To Aurora’s credit, however, when you click on a preset, you’re presented with a slider that globally modifies the HDR look of the image. Specifically, this slider addresses the Layer Opacity (not to be confused with other Opacity settings, such as Denoise Opacity).
More to the point, changing this Opacity setting directly affects the histogram. For instance, you can use this setting to reduce clipping (lost highlight and shadow detail). Click on the two triangles top left and right above the histogram to see shadow and highlight clipping, respectively, which are shown as blue and red in the image.
You may find that you’re overwhelmed by all the settings. Don’t be. Creating an HDR image that’s worth sharing is worth the effort. You can use the presets for a quick fix, but step through all the settings to show that you really care about the image, at least initially. Over time you’ll discover that certain settings are more relevant to delivering the look you’re after.
Next, export the image back to Lightroom. Here you can make the necessary lens corrections that weren’t previously applied, add sharpening, and finesse the image further to deliver the look you want.
Capsule Comments/Aurora HDR Pro
User-friendly, with lots of presets; very competent HDR application and plug-in, with numerous creative options; does a nice job whether shooting on a tripod or handheld; one foible: deghosting algorithms may not fully address subject movement.
I may have found my new favorite HDR plug-in. Aurora HDR Pro delivers on many levels.

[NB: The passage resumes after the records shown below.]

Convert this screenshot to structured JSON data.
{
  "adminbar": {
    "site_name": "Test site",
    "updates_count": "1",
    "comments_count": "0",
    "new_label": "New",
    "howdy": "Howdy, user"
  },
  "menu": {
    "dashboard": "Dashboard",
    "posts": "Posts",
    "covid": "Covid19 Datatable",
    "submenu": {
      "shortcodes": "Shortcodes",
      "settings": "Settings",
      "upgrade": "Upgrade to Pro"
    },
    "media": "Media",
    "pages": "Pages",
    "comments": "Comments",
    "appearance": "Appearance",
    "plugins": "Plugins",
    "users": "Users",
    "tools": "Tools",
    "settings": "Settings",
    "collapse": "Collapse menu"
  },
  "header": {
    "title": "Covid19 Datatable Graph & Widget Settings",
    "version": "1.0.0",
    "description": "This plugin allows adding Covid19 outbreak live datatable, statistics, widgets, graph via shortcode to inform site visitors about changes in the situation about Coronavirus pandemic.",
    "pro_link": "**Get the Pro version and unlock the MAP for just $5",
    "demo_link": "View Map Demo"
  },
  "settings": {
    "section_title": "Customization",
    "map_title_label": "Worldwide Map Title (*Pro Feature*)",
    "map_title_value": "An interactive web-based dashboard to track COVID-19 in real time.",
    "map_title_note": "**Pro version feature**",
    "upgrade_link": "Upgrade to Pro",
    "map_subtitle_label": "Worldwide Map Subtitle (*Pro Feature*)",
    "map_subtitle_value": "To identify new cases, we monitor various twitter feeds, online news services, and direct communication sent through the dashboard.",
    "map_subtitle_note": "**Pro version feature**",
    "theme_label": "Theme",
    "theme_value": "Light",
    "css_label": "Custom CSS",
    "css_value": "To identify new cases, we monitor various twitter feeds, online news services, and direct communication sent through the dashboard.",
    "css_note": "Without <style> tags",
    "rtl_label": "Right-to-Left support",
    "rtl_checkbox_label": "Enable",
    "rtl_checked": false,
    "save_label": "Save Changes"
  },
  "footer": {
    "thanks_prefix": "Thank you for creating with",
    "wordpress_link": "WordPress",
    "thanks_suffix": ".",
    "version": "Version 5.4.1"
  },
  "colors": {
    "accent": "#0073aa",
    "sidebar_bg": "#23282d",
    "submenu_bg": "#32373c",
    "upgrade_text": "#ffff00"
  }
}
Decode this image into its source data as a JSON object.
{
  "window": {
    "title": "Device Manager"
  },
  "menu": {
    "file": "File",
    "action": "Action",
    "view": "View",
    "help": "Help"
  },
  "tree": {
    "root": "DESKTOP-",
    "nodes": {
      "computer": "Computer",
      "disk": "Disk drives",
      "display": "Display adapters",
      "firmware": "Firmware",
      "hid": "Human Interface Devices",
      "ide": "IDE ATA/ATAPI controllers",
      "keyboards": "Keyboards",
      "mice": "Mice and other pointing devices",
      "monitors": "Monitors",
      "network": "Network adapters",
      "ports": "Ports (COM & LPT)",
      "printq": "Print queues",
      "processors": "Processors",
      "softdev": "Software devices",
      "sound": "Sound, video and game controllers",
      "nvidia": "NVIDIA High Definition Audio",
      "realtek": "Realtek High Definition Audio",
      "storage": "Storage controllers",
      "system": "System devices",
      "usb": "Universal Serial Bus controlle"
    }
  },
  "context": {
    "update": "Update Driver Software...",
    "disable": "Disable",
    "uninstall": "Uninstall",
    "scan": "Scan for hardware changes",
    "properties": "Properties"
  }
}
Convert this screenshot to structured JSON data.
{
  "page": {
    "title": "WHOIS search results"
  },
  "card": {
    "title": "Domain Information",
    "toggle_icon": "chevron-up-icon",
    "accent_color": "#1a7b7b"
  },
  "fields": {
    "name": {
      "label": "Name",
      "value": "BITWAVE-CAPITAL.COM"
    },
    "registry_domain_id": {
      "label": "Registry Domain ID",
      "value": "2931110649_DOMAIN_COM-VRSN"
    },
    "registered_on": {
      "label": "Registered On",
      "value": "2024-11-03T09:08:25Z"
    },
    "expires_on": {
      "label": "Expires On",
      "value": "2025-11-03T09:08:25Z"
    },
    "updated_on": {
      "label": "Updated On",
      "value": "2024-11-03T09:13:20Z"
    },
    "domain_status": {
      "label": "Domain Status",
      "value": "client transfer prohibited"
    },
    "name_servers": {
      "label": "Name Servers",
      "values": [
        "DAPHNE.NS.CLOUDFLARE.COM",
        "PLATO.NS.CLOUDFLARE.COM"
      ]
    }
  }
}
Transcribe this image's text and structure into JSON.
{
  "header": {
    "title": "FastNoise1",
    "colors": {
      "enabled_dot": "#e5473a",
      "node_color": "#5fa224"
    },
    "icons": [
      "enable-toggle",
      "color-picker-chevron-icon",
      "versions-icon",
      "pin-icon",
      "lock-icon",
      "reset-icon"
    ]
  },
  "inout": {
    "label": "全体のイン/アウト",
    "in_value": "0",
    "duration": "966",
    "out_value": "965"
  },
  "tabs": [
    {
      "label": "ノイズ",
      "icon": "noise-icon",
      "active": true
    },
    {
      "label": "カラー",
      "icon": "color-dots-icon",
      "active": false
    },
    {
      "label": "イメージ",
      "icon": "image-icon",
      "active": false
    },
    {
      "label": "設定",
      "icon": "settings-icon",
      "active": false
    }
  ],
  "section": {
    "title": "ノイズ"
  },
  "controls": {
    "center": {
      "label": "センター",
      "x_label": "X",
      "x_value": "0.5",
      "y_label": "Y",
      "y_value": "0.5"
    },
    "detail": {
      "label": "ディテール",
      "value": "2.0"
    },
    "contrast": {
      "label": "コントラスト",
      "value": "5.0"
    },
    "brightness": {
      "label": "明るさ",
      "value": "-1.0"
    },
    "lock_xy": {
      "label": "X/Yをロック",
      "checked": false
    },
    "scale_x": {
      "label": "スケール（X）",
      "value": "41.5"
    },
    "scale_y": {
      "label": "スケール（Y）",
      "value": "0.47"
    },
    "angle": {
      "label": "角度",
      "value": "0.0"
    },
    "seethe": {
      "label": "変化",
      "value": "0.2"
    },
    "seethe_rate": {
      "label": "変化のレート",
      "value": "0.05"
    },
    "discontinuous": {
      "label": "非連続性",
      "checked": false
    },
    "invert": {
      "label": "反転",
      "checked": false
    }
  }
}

I found the settings fairly easy to understand and use and the results compare favorably against the existing frontrunner in this arena. In fact, I’d say, the king is dead, long live the king.
There were fewer troubling artifacts, aside from ghosting, which only cropped up in extreme cases. Add to that, Aurora HDR Pro adds layering and painting of effects to a degree defined by the user, so they don’t overwhelm the image and instead contribute to restoring the scene to what you saw with your mind’s eye. I found that the resulting HDR images, when not taken to excess, were truly representational of the scene I originally envisioned.
Mac OS X 10.9 (Mavericks); 21.5” iMac equipped with a 3.1 GHz Intel Core i7 processor, 16 GB RAM, NVIDIA GeForce GT 650M 512 MB.
Read more about the in's and out's of HDR and how to produce the most effective HDR.